__Exercise prompt__: How many lines in this data contain the string "icon"? Reply with the number only.

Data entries
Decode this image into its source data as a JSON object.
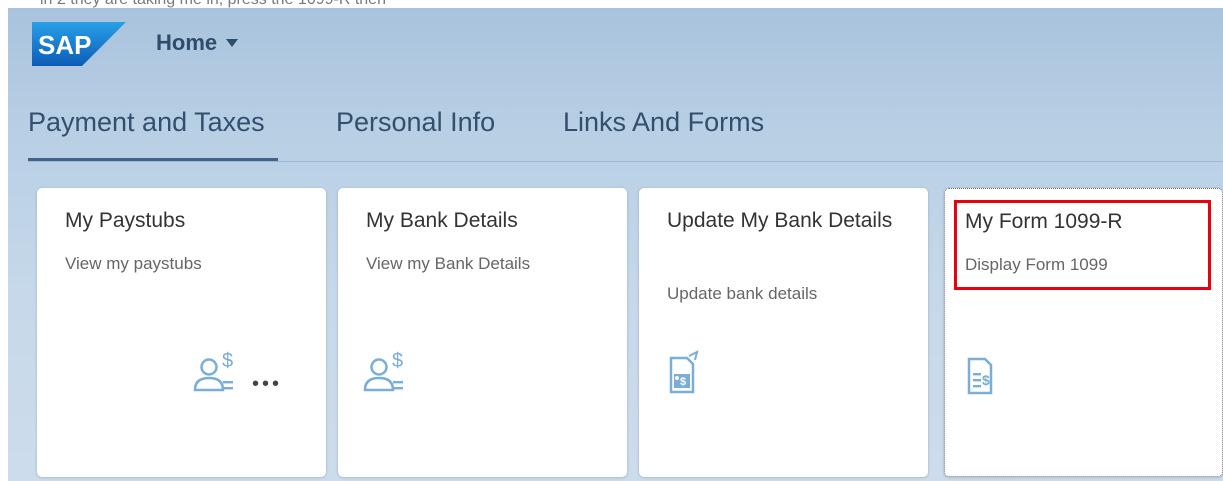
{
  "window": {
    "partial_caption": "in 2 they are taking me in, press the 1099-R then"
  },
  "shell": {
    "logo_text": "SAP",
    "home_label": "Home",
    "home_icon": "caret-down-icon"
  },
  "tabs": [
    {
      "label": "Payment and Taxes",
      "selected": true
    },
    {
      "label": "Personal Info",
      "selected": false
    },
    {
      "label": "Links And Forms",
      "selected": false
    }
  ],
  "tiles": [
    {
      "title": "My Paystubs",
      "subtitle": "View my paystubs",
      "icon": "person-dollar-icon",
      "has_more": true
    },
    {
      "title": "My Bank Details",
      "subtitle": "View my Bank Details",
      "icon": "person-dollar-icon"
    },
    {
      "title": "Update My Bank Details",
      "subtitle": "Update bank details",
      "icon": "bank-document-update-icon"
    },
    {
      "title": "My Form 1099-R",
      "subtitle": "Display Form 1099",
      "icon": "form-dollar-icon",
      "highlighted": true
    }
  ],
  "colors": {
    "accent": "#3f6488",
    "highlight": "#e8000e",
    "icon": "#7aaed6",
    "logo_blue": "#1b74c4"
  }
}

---

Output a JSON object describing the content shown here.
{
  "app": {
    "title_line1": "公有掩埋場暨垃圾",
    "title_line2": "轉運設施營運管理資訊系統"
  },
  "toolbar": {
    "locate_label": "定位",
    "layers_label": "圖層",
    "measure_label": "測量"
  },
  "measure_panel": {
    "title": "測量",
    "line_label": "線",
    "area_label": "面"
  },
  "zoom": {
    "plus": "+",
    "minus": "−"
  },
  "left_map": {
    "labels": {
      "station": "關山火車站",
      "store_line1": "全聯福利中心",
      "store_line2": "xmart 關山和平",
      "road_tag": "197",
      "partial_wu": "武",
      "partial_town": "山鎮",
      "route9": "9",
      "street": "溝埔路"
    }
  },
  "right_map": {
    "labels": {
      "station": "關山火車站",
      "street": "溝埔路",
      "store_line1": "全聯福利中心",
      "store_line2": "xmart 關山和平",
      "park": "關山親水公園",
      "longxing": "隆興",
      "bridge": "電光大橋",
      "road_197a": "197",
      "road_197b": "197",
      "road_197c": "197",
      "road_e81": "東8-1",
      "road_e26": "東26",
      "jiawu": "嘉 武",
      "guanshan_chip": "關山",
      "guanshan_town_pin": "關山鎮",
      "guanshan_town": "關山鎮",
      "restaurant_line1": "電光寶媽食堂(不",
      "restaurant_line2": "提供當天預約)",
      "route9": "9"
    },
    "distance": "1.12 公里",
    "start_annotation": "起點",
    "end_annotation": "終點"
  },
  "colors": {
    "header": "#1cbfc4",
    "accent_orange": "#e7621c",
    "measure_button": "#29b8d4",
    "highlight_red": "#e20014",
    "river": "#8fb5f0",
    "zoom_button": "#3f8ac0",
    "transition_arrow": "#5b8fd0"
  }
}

__Answer section__: 6